Clean up your act with the art of Swedish death cleaning

Just look around you. Many of your things have probably been around for so long that you do not even see or value them any more. I think the term döstädning – in Swedish dö is death and städning is cleaning – is quite new, but not the act of döstädning. It is a word that is used when you or someone else does a good, thorough cleaning and gets rid of things to make life easier and less crowded. It does not necessarily have to do with your age or death, but often does. Sometimes you just realise that you can barely shut your cupboard door. When that happens, it is definitely time to do something, even if you are only in your thirties.

While one would usually say ‘clean up after yourself’, here we are dealing with the odd -situation of cleaning up before ourselves… before we die. Some people can’t get their heads around death. And these people leave a mess after them. Many adult children do not want to talk about death with their parents. They should not be afraid. We must all talk about death. If it’s too difficult to address, then death cleaning can be a way to start the conversation in a less blunt fashion.

The Gentle Art of Swedish Death Cleaning by Margareta Magnusson is out now (Canongate, £12.99)

The other day, I told one of my sons that I was death cleaning and writing a book about it. He wondered if it was going to be a sad book and whether it made me sad to write it. No, no, I said. It is not sad at all. Neither the cleaning nor the writing of the book. Going through your old belongings, remembering when you used them last and hopefully saying goodbye to some of them is very difficult for many of us. People tend to hoard rather than throw away.

Sometimes I feel a little uncomfortable with how unappreciative I am about some of the things I want to rid myself of. Some of these things have brought benefits to me. But I’ve discovered that it is rewarding to spend time with each of these objects one last time and dispose of them. Each item has its own history, and remembering that history is often -enjoyable. When I was younger, I never used to have the time to sit and think about what an object meant to me in my life, or where it came from, or when and how it came into my possession.

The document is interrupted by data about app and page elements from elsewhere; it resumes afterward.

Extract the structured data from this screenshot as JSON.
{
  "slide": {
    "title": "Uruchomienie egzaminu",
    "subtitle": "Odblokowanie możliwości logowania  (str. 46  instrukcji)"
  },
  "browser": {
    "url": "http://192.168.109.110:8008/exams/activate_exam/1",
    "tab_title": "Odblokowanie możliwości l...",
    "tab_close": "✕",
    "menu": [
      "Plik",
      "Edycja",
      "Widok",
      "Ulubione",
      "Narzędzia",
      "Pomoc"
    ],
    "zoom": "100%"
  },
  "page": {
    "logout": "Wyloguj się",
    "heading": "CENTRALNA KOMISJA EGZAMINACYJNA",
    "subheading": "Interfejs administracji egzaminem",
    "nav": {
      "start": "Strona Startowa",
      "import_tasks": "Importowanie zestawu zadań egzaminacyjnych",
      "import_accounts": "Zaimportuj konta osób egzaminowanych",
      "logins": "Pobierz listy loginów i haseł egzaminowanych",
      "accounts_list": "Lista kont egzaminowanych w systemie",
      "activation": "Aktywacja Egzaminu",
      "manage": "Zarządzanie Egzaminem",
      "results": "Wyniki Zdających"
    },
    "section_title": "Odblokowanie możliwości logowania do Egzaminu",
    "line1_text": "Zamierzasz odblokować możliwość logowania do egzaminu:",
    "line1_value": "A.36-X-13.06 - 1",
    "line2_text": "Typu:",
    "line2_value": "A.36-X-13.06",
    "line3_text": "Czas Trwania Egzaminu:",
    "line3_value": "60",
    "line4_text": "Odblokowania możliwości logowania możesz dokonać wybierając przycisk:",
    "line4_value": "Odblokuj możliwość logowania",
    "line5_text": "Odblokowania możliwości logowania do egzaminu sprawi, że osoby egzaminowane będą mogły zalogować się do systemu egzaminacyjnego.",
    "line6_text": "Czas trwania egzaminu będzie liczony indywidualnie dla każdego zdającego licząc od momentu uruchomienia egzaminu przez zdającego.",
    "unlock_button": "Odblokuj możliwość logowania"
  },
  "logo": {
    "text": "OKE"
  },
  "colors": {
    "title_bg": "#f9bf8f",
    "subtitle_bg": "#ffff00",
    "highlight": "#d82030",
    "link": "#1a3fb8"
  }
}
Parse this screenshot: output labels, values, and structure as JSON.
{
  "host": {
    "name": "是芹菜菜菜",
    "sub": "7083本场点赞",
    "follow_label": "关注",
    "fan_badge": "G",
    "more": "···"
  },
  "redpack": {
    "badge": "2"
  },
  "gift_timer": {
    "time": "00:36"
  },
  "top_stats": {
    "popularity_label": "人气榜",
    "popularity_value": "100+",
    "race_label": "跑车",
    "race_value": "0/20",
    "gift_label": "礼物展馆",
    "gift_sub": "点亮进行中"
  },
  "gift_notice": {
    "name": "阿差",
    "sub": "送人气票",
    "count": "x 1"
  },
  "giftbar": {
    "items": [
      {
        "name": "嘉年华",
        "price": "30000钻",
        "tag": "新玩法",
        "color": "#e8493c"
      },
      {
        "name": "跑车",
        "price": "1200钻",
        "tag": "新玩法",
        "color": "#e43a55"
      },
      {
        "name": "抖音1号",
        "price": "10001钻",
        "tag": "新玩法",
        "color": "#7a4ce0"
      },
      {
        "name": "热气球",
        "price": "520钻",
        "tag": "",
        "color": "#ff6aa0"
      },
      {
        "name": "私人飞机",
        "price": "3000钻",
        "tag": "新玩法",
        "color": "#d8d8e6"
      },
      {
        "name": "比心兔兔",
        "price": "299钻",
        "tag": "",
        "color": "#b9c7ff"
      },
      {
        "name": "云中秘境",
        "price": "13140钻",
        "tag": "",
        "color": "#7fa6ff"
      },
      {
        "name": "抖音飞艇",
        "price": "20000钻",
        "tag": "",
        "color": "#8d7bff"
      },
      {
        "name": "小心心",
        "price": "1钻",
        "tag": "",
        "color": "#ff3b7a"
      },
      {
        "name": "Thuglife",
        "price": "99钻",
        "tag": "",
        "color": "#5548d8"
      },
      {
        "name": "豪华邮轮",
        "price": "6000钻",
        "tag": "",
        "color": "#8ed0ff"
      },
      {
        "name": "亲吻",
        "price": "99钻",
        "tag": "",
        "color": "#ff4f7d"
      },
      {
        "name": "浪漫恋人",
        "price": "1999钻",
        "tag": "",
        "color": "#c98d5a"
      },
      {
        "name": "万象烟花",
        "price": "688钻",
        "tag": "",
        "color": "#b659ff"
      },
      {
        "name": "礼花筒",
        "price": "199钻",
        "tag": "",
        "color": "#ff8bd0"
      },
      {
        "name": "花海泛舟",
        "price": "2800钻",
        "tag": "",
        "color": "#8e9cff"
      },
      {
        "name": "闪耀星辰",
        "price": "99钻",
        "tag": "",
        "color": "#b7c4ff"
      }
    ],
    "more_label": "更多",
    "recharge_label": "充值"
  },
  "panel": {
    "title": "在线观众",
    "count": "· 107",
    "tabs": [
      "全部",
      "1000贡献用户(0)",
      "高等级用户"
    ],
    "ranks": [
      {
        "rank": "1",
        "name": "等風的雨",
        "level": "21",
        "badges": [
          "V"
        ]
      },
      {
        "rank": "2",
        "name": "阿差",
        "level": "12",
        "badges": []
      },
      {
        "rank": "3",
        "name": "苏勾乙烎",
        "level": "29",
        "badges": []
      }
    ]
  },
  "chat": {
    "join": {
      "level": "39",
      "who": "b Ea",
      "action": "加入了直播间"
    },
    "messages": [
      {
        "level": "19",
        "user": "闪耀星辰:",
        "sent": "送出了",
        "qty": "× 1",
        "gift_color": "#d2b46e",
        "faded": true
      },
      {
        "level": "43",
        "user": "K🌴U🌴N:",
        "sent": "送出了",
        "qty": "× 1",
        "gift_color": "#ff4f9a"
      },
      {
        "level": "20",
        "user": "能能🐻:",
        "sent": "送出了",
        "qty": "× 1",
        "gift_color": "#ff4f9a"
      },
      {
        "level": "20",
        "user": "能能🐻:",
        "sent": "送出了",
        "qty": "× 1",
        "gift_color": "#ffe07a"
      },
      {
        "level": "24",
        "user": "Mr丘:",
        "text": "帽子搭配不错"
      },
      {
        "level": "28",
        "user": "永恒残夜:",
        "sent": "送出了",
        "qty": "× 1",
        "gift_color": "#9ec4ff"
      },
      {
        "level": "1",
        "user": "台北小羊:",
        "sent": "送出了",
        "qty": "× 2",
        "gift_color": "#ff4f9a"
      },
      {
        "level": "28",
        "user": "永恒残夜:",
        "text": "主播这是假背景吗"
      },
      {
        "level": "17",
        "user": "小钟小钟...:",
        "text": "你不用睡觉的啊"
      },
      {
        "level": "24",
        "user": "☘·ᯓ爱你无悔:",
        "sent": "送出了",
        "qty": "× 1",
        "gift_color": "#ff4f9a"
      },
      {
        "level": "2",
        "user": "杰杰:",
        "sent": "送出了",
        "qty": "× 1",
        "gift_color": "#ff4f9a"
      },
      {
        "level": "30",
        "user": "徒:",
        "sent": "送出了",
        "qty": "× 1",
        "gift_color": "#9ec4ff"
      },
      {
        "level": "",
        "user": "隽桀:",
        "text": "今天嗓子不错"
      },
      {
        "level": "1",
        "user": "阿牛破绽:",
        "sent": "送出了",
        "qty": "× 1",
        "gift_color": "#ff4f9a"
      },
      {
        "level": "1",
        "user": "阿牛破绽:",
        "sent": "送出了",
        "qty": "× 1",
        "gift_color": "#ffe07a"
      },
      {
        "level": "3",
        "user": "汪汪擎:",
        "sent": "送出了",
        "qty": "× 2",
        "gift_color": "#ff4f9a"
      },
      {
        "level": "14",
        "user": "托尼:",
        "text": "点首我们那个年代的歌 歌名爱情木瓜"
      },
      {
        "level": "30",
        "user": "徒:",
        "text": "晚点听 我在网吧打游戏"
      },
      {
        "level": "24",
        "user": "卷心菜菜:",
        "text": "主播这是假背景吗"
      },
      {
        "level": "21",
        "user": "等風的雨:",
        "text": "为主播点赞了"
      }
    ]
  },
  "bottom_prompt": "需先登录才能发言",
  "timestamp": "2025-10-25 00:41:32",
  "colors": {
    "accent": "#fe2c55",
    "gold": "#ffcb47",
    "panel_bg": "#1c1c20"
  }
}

The difference between death cleaning and just a big clean up is the amount of time they consume. Death cleaning is not about dusting or mopping up, it is about a permanent form of organisation that makes your everyday life run more smoothly.